Not only quite happy about this but it's regarded by many as "freedom". Rootlessness as an ideal. Brave New World as heaven on earth. Commitment to land and a community means being tied down and enslaved. We must remove all limitations to be free. Nothing should stand in the way of instant gratification. And yet rates of anxiety/depression tell a different story. But not to worry, with advances in antidepressants and tranquilizers, the sense that all is not well is medicated away. Utopia!
Weil ought to have known about rootlessness — she was herself tragically rootless. First of all, she was Jewish, so denied by birth the sense of deep dwelling or rootedness that she could pick up on — even as it was being eradicated — in rural France. But she was furthermore a Jew who had lost or renounced her religion (for 1900 years a religion rooted in text and liturgy and prayer rather than sacred place, but rooted nonetheless), adding another layer or kind of dispossession to her experience. And then the war, and exile. I think a lot of the attraction she felt for Catholicism came from her perception of the way its traditions could really sink into a place, sanctify it, put down roots.
The aspect of Weil, though, that I have seen the most people react to most strongly has been her stark asceticism, which is another strand of Catholicism that attracted her. People (academic types), I have found, very much dislike her asceticism, just as they get uneasy about her religious inclinations. We all do at some level, probably, and it’s no wonder. Nothing strikes so deep a wound in the zeitgeist than voluntary self-restraint and even, dare I say it, what in the bad old days of western Christianity was called ‘mortification of the flesh,’ or what in eastern Christian terms is I believe more commonly termed ‘taming the passions.’

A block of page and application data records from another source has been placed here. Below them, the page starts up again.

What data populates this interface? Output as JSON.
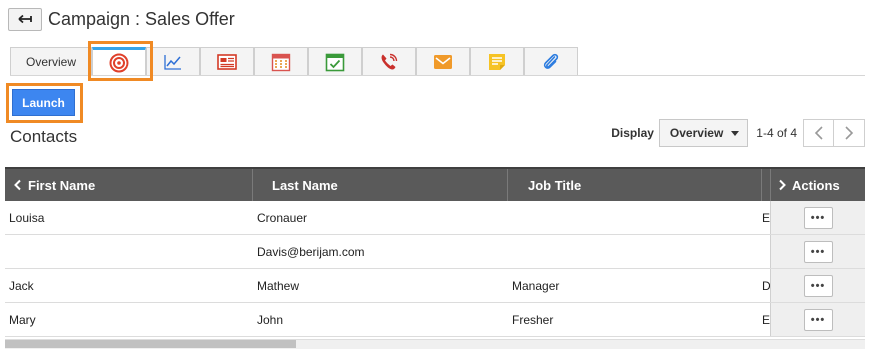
{
  "header": {
    "title": "Campaign : Sales Offer"
  },
  "tabs": [
    {
      "label": "Overview",
      "icon": null
    },
    {
      "label": "",
      "icon": "target-icon"
    },
    {
      "label": "",
      "icon": "chart-line-icon"
    },
    {
      "label": "",
      "icon": "newspaper-icon"
    },
    {
      "label": "",
      "icon": "calendar-icon"
    },
    {
      "label": "",
      "icon": "calendar-check-icon"
    },
    {
      "label": "",
      "icon": "phone-icon"
    },
    {
      "label": "",
      "icon": "envelope-icon"
    },
    {
      "label": "",
      "icon": "note-icon"
    },
    {
      "label": "",
      "icon": "paperclip-icon"
    }
  ],
  "launch_label": "Launch",
  "contacts_title": "Contacts",
  "display": {
    "label": "Display",
    "selected": "Overview",
    "range": "1-4 of 4"
  },
  "table": {
    "headers": {
      "first_name": "First Name",
      "last_name": "Last Name",
      "job_title": "Job Title",
      "actions": "Actions"
    },
    "rows": [
      {
        "first_name": "Louisa",
        "last_name": "Cronauer",
        "job_title": "",
        "extra": "E"
      },
      {
        "first_name": "",
        "last_name": "Davis@berijam.com",
        "job_title": "",
        "extra": ""
      },
      {
        "first_name": "Jack",
        "last_name": "Mathew",
        "job_title": "Manager",
        "extra": "D"
      },
      {
        "first_name": "Mary",
        "last_name": "John",
        "job_title": "Fresher",
        "extra": "E"
      }
    ],
    "row_action_label": "•••"
  },
  "colors": {
    "accent": "#f08a24",
    "primary": "#3d86f0",
    "active_tab": "#36a4e8",
    "header_bg": "#5a5a5a"
  }
}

There is a correlation, I think, between rootedness and the asceticism proposed by all the major religious traditions. To really dwell anywhere properly requires precisely the recognition and even celebration of limits.